I only brought my plainclothes guards. Even the police were not allowed in the temple because people were already angry as they tear–gased the neighbourhood.
I said the same thing to the temple committee: “I know your prayer times.” I was studying in Malay College Kuala Kangsar where there was a temple next door. You don’t have to look at your watch. Teng! Teng! Teng! Teng! 6am. Teng! Teng! Teng! Teng! 6pm.
So I told them don’t provoke because during the Muslim prayer times they were ringing the bells even louder.
So I told them that I warned the mosque committee that I will seize the microphone. So, to the temple committee, I said if you do the same thing, I will also rampas your bells.
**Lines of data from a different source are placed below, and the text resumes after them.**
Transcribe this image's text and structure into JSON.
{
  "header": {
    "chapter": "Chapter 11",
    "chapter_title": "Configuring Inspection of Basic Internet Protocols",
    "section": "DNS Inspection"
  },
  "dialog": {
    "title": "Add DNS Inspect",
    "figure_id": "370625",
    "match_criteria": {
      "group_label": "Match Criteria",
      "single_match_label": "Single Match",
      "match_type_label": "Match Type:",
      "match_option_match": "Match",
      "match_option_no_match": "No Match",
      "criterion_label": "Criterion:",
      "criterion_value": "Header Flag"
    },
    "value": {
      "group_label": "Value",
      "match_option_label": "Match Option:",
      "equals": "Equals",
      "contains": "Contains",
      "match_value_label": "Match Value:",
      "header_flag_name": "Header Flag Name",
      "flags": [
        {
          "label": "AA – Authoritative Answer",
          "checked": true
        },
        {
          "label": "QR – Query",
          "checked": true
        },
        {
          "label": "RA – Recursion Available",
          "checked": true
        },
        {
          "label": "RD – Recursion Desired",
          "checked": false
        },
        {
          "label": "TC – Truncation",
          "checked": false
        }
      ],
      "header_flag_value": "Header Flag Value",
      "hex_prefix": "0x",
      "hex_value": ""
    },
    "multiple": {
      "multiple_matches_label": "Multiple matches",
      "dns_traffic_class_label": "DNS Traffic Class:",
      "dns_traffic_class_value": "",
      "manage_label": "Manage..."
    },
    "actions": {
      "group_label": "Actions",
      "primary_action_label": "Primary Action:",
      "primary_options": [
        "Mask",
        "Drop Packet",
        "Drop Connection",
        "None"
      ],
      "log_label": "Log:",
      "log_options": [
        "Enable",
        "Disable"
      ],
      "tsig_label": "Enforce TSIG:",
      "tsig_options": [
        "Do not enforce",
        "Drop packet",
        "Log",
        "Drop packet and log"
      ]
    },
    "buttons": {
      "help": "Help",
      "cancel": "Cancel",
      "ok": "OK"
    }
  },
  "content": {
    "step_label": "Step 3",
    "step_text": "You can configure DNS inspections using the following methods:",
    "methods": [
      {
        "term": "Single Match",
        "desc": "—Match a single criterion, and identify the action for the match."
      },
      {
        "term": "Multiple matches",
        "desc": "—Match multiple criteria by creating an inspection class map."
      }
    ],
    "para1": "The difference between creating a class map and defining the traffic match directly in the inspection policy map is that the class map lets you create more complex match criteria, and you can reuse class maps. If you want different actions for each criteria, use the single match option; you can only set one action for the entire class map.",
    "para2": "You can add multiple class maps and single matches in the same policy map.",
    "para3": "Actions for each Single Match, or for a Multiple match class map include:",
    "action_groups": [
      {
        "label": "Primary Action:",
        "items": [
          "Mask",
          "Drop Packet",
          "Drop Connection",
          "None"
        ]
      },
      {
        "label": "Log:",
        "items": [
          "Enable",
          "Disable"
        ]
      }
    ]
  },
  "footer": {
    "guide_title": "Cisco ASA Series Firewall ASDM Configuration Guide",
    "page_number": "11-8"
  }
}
And what did Chandra say? That I threatened to silence all bells in Hindu temples across the nation?! It’s not true. Of course I had to sound very tough also. How do you solve the problem when they are fighting like that?
It is totally wrong what they are trying to portray me as. I am very indebted to the Indian community. They have helped me a lot. You see the Bukit Selambau fellow (Independent candidate V. Arumugan)? He said he will join PKR if I come there and hold his hand. So I did. And he won, and now he has joined Keadilan!
Terence: What is your take on the new cabinet? Some say that it is very Umno–centric.
Anwar: Ya! First I can see that there are attempts to respond to the electorate but overall it is a disappointing line–up. It is not catered for the expectations of people. There seem to be some shift in policies but then some characters tainted with corruption continue to be in office… well, these are exciting times!
“We have Chinese voting for PAS, Malays voting for DAP. The people have spoken. They said look, we want a cohesive Opposition, so today, so–called contentious issues of the past, like the Islamic State and Hudud have been resolved.”
“I don’t deny that there are problems. Even within Keadilan, we have contending candidates, the DAP and PAS also have issues. But in the case of Perak, I understand the problem. PAS had the least number of seats so naturally, for DAP to take a tougher stance is quite understandable.”
“I was very confident that we will take over the whole government. We crossed the one–third mark a long time ago.”
“We had passed 48% of the popular vote. Edging about 2% a day of the shift; and they knew that. That’s why they cancelled the indelible ink.”
“That’s interesting. ‘I am a traitor to the Malays’. I have not taken one share, no taxi permit, no contract in the name of bumiputra and all those so–called champions of Malays have taken hundreds of taxi permits, APs and contracts by the hundreds of millions of ringgit.”
“Coming from a Chinese they would immediately play the racial card. It is unfair to Guan Eng, although I would have advised him not to touch on the NEP, but it was unfair to him because his words were taken out of context.”
“As long as we have a clear programme and agenda, and more importantly here and now, clearer ground rules we will be alright. No way are we going to tolerate alienation of land to your son, daughter, son–in–law. No way!”
“I warned the mosque committee that I will seize the microphone. So, to the temple committee, I said if you do the same thing, I will also rampas your bells.”